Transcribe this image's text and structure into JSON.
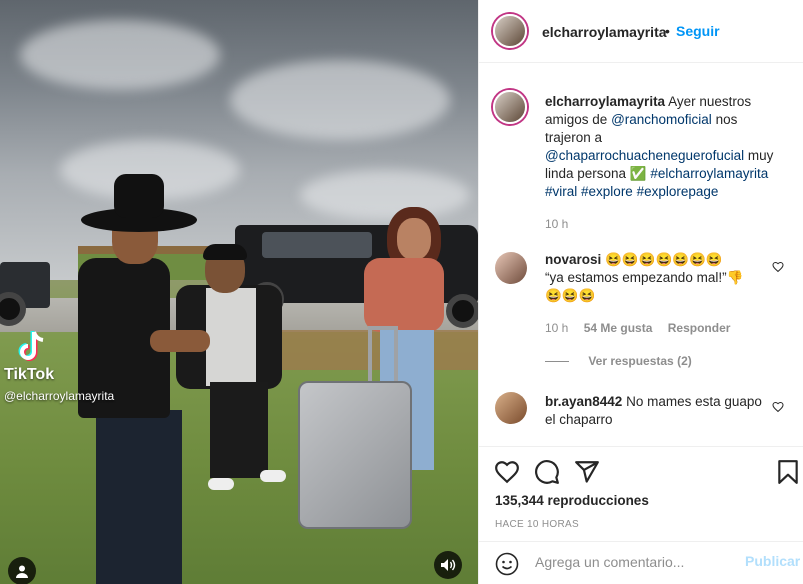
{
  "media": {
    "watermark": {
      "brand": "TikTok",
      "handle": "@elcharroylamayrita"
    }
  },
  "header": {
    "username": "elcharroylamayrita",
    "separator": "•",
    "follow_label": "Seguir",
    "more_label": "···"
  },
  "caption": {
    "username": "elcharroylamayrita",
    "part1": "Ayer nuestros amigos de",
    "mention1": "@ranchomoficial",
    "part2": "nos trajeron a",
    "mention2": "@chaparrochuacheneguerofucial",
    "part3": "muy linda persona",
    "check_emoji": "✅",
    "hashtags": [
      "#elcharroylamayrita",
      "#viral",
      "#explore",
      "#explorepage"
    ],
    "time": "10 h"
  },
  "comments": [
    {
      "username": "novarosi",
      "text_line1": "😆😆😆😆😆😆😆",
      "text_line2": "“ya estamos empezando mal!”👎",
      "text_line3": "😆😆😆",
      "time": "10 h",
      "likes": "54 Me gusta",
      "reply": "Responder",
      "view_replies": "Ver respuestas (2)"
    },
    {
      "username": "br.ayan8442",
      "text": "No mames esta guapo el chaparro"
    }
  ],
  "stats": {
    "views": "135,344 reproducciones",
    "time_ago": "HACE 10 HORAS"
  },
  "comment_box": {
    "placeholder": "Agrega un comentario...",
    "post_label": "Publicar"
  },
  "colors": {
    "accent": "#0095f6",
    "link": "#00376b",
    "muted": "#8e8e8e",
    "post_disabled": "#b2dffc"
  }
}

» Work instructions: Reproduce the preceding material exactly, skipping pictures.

» Result for this exercise:
Transcribe this image's text and structure into JSON.
{
  "media": {
    "watermark": {
      "brand": "TikTok",
      "handle": "@elcharroylamayrita"
    }
  },
  "header": {
    "username": "elcharroylamayrita",
    "separator": "•",
    "follow_label": "Seguir",
    "more_label": "···"
  },
  "caption": {
    "username": "elcharroylamayrita",
    "part1": "Ayer nuestros amigos de",
    "mention1": "@ranchomoficial",
    "part2": "nos trajeron a",
    "mention2": "@chaparrochuacheneguerofucial",
    "part3": "muy linda persona",
    "check_emoji": "✅",
    "hashtags": [
      "#elcharroylamayrita",
      "#viral",
      "#explore",
      "#explorepage"
    ],
    "time": "10 h"
  },
  "comments": [
    {
      "username": "novarosi",
      "text_line1": "😆😆😆😆😆😆😆",
      "text_line2": "“ya estamos empezando mal!”👎",
      "text_line3": "😆😆😆",
      "time": "10 h",
      "likes": "54 Me gusta",
      "reply": "Responder",
      "view_replies": "Ver respuestas (2)"
    },
    {
      "username": "br.ayan8442",
      "text": "No mames esta guapo el chaparro"
    }
  ],
  "stats": {
    "views": "135,344 reproducciones",
    "time_ago": "HACE 10 HORAS"
  },
  "comment_box": {
    "placeholder": "Agrega un comentario...",
    "post_label": "Publicar"
  },
  "colors": {
    "accent": "#0095f6",
    "link": "#00376b",
    "muted": "#8e8e8e",
    "post_disabled": "#b2dffc"
  }
}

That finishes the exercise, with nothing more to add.